Gather from the listing below each line that includes the word "screenshot", and copy it.
▬▬▬▬▬▬▬▬▬▬
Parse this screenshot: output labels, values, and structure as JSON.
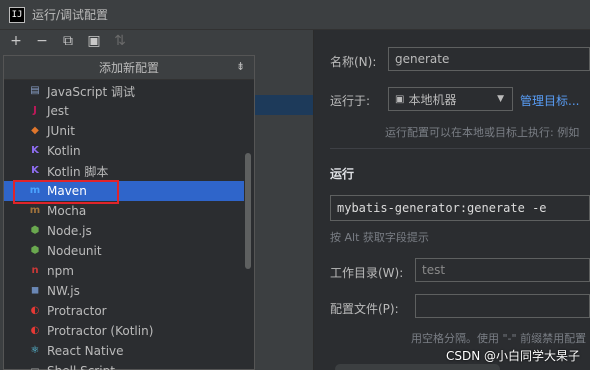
{
  "window": {
    "title": "运行/调试配置",
    "app_icon": "IJ"
  },
  "toolbar": {
    "buttons": [
      {
        "name": "add-icon",
        "glyph": "+"
      },
      {
        "name": "remove-icon",
        "glyph": "−"
      },
      {
        "name": "copy-icon",
        "glyph": "⧉"
      },
      {
        "name": "folder-add-icon",
        "glyph": "▣"
      },
      {
        "name": "sort-icon",
        "glyph": "⇅"
      }
    ]
  },
  "popup": {
    "title": "添加新配置",
    "collapse_glyph": "⇟",
    "items": [
      {
        "label": "JavaScript 调试",
        "icon": "javascript-debug-icon",
        "glyph": "▤",
        "color": "#8aa0c8"
      },
      {
        "label": "Jest",
        "icon": "jest-icon",
        "glyph": "J",
        "color": "#c2185b"
      },
      {
        "label": "JUnit",
        "icon": "junit-icon",
        "glyph": "◆",
        "color": "#e0762c"
      },
      {
        "label": "Kotlin",
        "icon": "kotlin-icon",
        "glyph": "K",
        "color": "#8f6ef2"
      },
      {
        "label": "Kotlin 脚本",
        "icon": "kotlin-script-icon",
        "glyph": "K",
        "color": "#8f6ef2"
      },
      {
        "label": "Maven",
        "icon": "maven-icon",
        "glyph": "m",
        "color": "#4aa3ff"
      },
      {
        "label": "Mocha",
        "icon": "mocha-icon",
        "glyph": "m",
        "color": "#a0723c"
      },
      {
        "label": "Node.js",
        "icon": "nodejs-icon",
        "glyph": "⬢",
        "color": "#6aa84f"
      },
      {
        "label": "Nodeunit",
        "icon": "nodeunit-icon",
        "glyph": "⬢",
        "color": "#6aa84f"
      },
      {
        "label": "npm",
        "icon": "npm-icon",
        "glyph": "n",
        "color": "#cb3837"
      },
      {
        "label": "NW.js",
        "icon": "nwjs-icon",
        "glyph": "◼",
        "color": "#6a87b5"
      },
      {
        "label": "Protractor",
        "icon": "protractor-icon",
        "glyph": "◐",
        "color": "#e53935"
      },
      {
        "label": "Protractor (Kotlin)",
        "icon": "protractor-kotlin-icon",
        "glyph": "◐",
        "color": "#e53935"
      },
      {
        "label": "React Native",
        "icon": "react-native-icon",
        "glyph": "⚛",
        "color": "#61dafb"
      },
      {
        "label": "Shell Script",
        "icon": "shell-script-icon",
        "glyph": "▭",
        "color": "#9e9e9e"
      }
    ],
    "selected_index": 5
  },
  "form": {
    "name_label": "名称(N):",
    "name_value": "generate",
    "run_on_label": "运行于:",
    "run_on_value": "本地机器",
    "run_on_icon": "computer-icon",
    "manage_targets_link": "管理目标...",
    "run_on_hint": "运行配置可以在本地或目标上执行: 例如",
    "section_run": "运行",
    "command_value": "mybatis-generator:generate -e",
    "command_hint": "按 Alt 获取字段提示",
    "workdir_label": "工作目录(W):",
    "workdir_value": "test",
    "profiles_label": "配置文件(P):",
    "profiles_value": "",
    "profiles_hint": "用空格分隔。使用 \"-\" 前缀禁用配置"
  },
  "watermark": "CSDN @小白同学大杲子"
}
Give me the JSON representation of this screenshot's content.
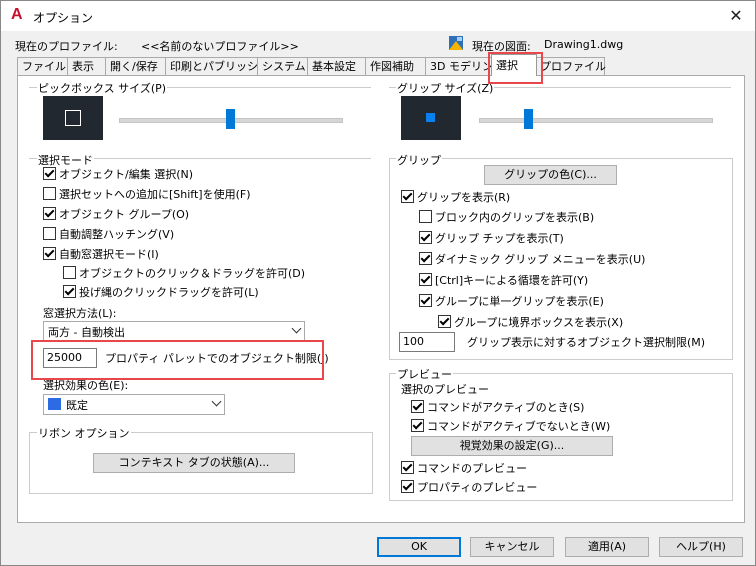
{
  "window": {
    "title": "オプション"
  },
  "profile": {
    "label": "現在のプロファイル:",
    "value": "<<名前のないプロファイル>>"
  },
  "drawing": {
    "label": "現在の図面:",
    "value": "Drawing1.dwg"
  },
  "tabs": [
    "ファイル",
    "表示",
    "開く/保存",
    "印刷とパブリッシュ",
    "システム",
    "基本設定",
    "作図補助",
    "3D モデリング",
    "選択",
    "プロファイル"
  ],
  "pickbox": {
    "title": "ピックボックス サイズ(P)",
    "level": 0.5
  },
  "gripsize": {
    "title": "グリップ サイズ(Z)",
    "level": 0.35
  },
  "selection_mode": {
    "title": "選択モード",
    "items": [
      {
        "label": "オブジェクト/編集 選択(N)",
        "checked": true
      },
      {
        "label": "選択セットへの追加に[Shift]を使用(F)",
        "checked": false
      },
      {
        "label": "オブジェクト グループ(O)",
        "checked": true
      },
      {
        "label": "自動調整ハッチング(V)",
        "checked": false
      },
      {
        "label": "自動窓選択モード(I)",
        "checked": true
      },
      {
        "label": "オブジェクトのクリック＆ドラッグを許可(D)",
        "checked": false
      },
      {
        "label": "投げ縄のクリックドラッグを許可(L)",
        "checked": true
      }
    ],
    "window_method_label": "窓選択方法(L):",
    "window_method_value": "両方 - 自動検出",
    "object_limit_value": "25000",
    "object_limit_label": "プロパティ パレットでのオブジェクト制限(J)",
    "effect_color_label": "選択効果の色(E):",
    "effect_color_value": "既定",
    "effect_color_swatch": "#2d6be5"
  },
  "ribbon": {
    "title": "リボン オプション",
    "button": "コンテキスト タブの状態(A)..."
  },
  "grips": {
    "title": "グリップ",
    "color_button": "グリップの色(C)...",
    "items": [
      {
        "label": "グリップを表示(R)",
        "checked": true
      },
      {
        "label": "ブロック内のグリップを表示(B)",
        "checked": false
      },
      {
        "label": "グリップ チップを表示(T)",
        "checked": true
      },
      {
        "label": "ダイナミック グリップ メニューを表示(U)",
        "checked": true
      },
      {
        "label": "[Ctrl]キーによる循環を許可(Y)",
        "checked": true
      },
      {
        "label": "グループに単一グリップを表示(E)",
        "checked": true
      },
      {
        "label": "グループに境界ボックスを表示(X)",
        "checked": true
      }
    ],
    "limit_value": "100",
    "limit_label": "グリップ表示に対するオブジェクト選択制限(M)"
  },
  "preview": {
    "title": "プレビュー",
    "selection_preview": "選択のプレビュー",
    "items": [
      {
        "label": "コマンドがアクティブのとき(S)",
        "checked": true
      },
      {
        "label": "コマンドがアクティブでないとき(W)",
        "checked": true
      }
    ],
    "visual_button": "視覚効果の設定(G)...",
    "items2": [
      {
        "label": "コマンドのプレビュー",
        "checked": true
      },
      {
        "label": "プロパティのプレビュー",
        "checked": true
      }
    ]
  },
  "buttons": {
    "ok": "OK",
    "cancel": "キャンセル",
    "apply": "適用(A)",
    "help": "ヘルプ(H)"
  },
  "close_icon": "✕"
}
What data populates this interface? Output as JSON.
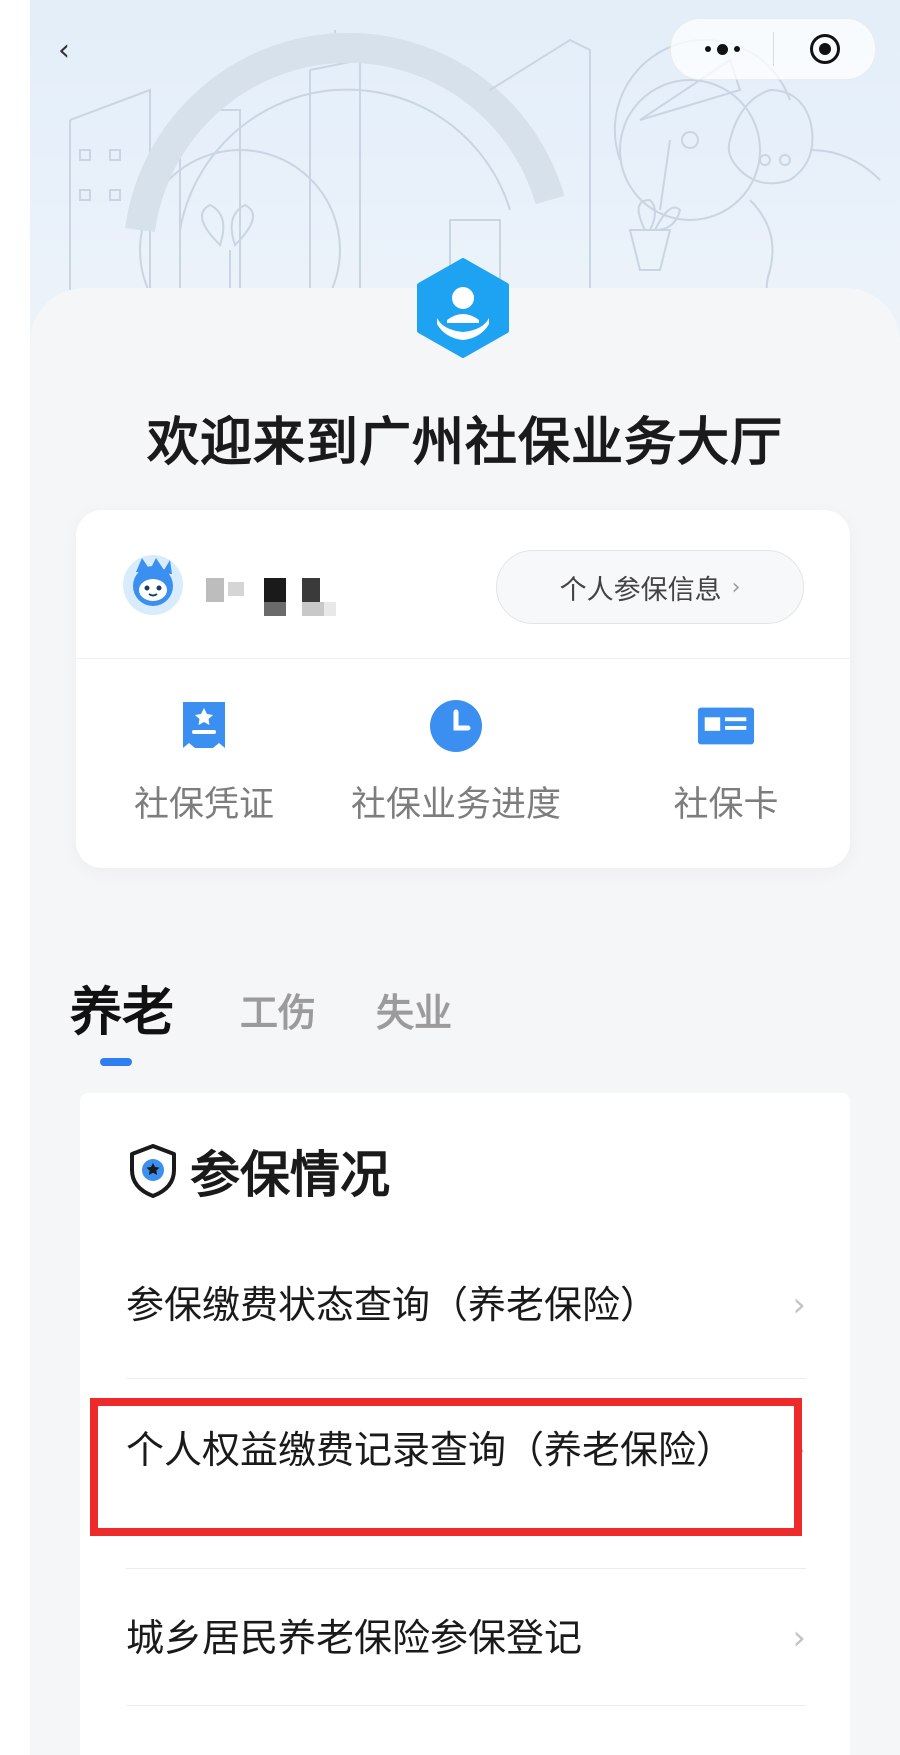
{
  "nav": {
    "back_glyph": "‹",
    "more_icon": "more-dots-icon",
    "close_icon": "target-circle-icon"
  },
  "header": {
    "title": "欢迎来到广州社保业务大厅"
  },
  "profile": {
    "name_masked": true,
    "info_button_label": "个人参保信息",
    "info_button_chevron": "›"
  },
  "quick_actions": [
    {
      "label": "社保凭证",
      "icon": "certificate-icon"
    },
    {
      "label": "社保业务进度",
      "icon": "clock-icon"
    },
    {
      "label": "社保卡",
      "icon": "id-card-icon"
    }
  ],
  "tabs": [
    {
      "label": "养老",
      "active": true
    },
    {
      "label": "工伤",
      "active": false
    },
    {
      "label": "失业",
      "active": false
    }
  ],
  "section": {
    "title": "参保情况",
    "items": [
      {
        "label": "参保缴费状态查询（养老保险）"
      },
      {
        "label": "个人权益缴费记录查询（养老保险）",
        "highlighted": true
      },
      {
        "label": "城乡居民养老保险参保登记"
      }
    ],
    "arrow_glyph": "›"
  },
  "colors": {
    "accent": "#2f7ff2",
    "logo_blue": "#1ea2f2",
    "highlight_red": "#ee2a2a",
    "hero_bg": "#e5eff9",
    "page_bg": "#f5f6f8"
  }
}
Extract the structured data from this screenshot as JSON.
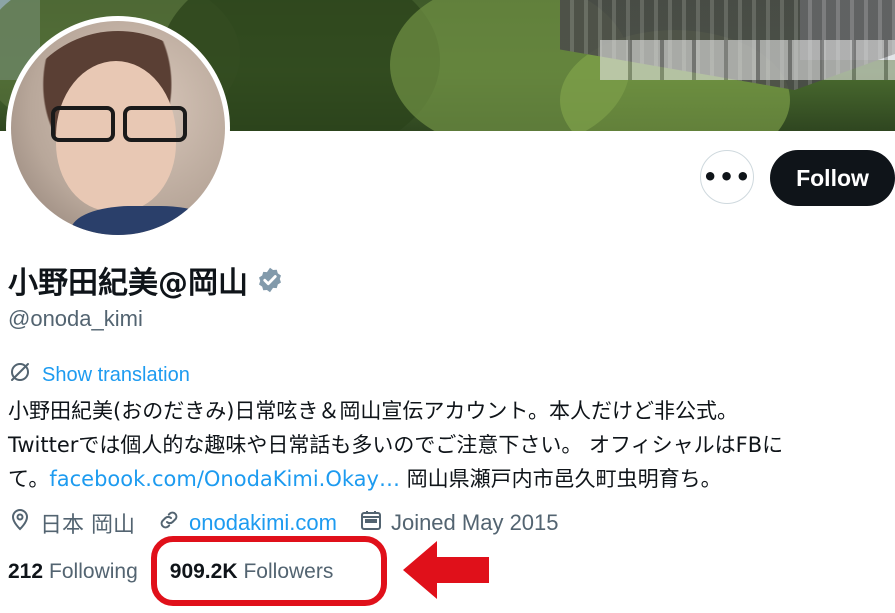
{
  "profile": {
    "display_name": "小野田紀美@岡山",
    "handle": "@onoda_kimi",
    "follow_label": "Follow",
    "more_label": "•••",
    "show_translation": "Show translation",
    "bio": {
      "line1": "小野田紀美(おのだきみ)日常呟き＆岡山宣伝アカウント。本人だけど非公式。",
      "line2": "Twitterでは個人的な趣味や日常話も多いのでご注意下さい。 オフィシャルはFBに",
      "line3_prefix": "て。",
      "link_text": "facebook.com/OnodaKimi.Okay…",
      "line3_suffix": " 岡山県瀬戸内市邑久町虫明育ち。"
    },
    "location": "日本 岡山",
    "website": "onodakimi.com",
    "joined": "Joined May 2015",
    "following_count": "212",
    "following_label": "Following",
    "followers_count": "909.2K",
    "followers_label": "Followers"
  },
  "colors": {
    "accent": "#1d9bf0",
    "highlight": "#e0101a",
    "text_secondary": "#536471"
  },
  "icons": [
    "verified-badge-icon",
    "translate-icon",
    "location-icon",
    "link-icon",
    "calendar-icon",
    "arrow-annotation"
  ]
}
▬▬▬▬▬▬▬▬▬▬
◆ **YOUR SOLUTION**:
Parse this screenshot: output labels, values, and structure as JSON.
Give me the JSON representation of this screenshot's content.
Extract the structured data from this screenshot as JSON.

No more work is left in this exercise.